Citation: Kelly ME, Zou Z, Zhang L and Shi C (2023) Ray tracing model for long-range acoustic vortex wave propagation underwater. *Front. Acoust.* 1:1292050. doi: 10.3389/facou.2023.1292050

Received: 10 September 2023; Accepted: 21 November 2023;

Published: 15 December 2023.

Edited by:

Xinmai Yang, University of Kansas, United StatesReviewed by:

Qingyu Ma, Nanjing Normal University, ChinaJohn Sharer Allen, University of Hawaii at Manoa, United States

Copyright © 2023 Kelly, Zou, Zhang and Shi. This is an open-access article distributed under the terms of the Creative Commons Attribution License (CC BY). The use, distribution or reproduction in other forums is permitted, provided the original author(s) and the copyright owner(s) are credited and that the original publication in this journal is cited, in accordance with accepted academic practice.
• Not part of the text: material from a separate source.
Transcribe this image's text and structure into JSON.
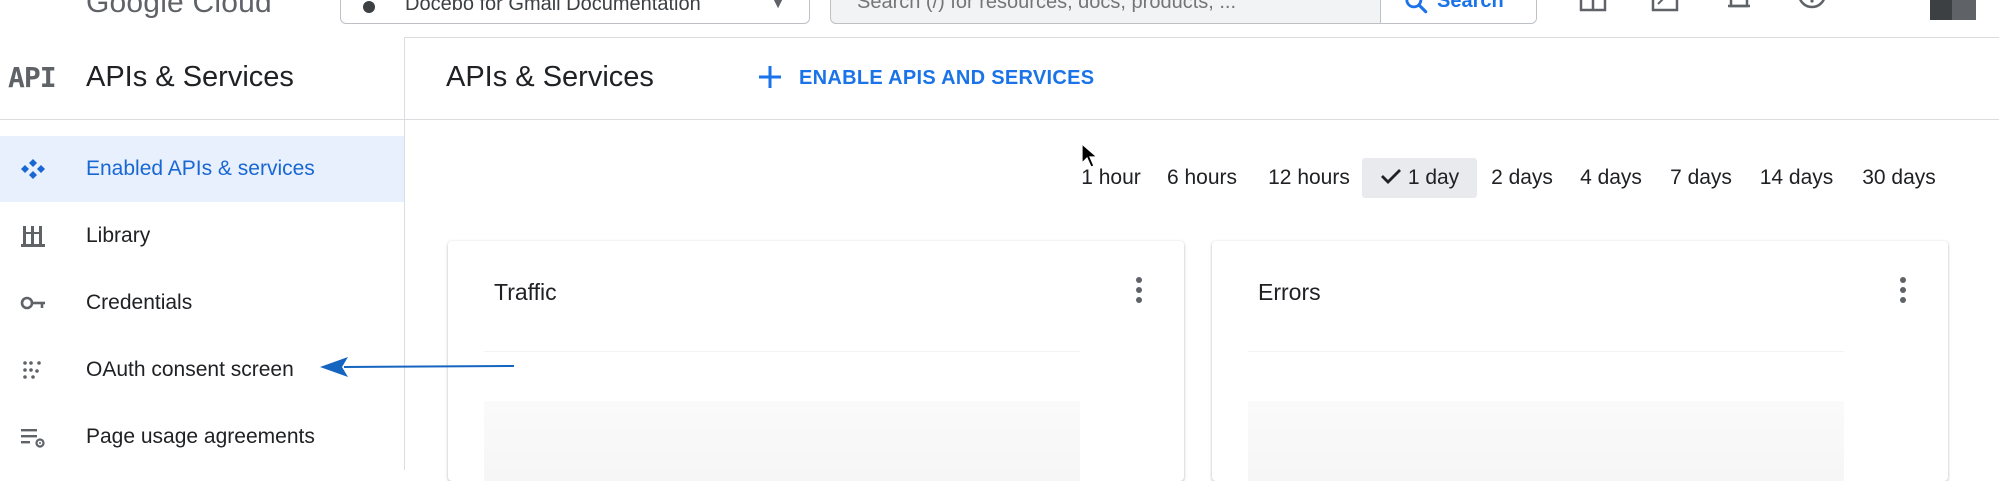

No use, distribution or reproduction is permitted which does not comply with these terms.

*Correspondence: Chengzhi Shi, czshi@umich.edu

^{†}**Present Address:** Chengzhi Shi, Department of Mechanical Engineering, University of Michigan, Ann Arbor, MI, United States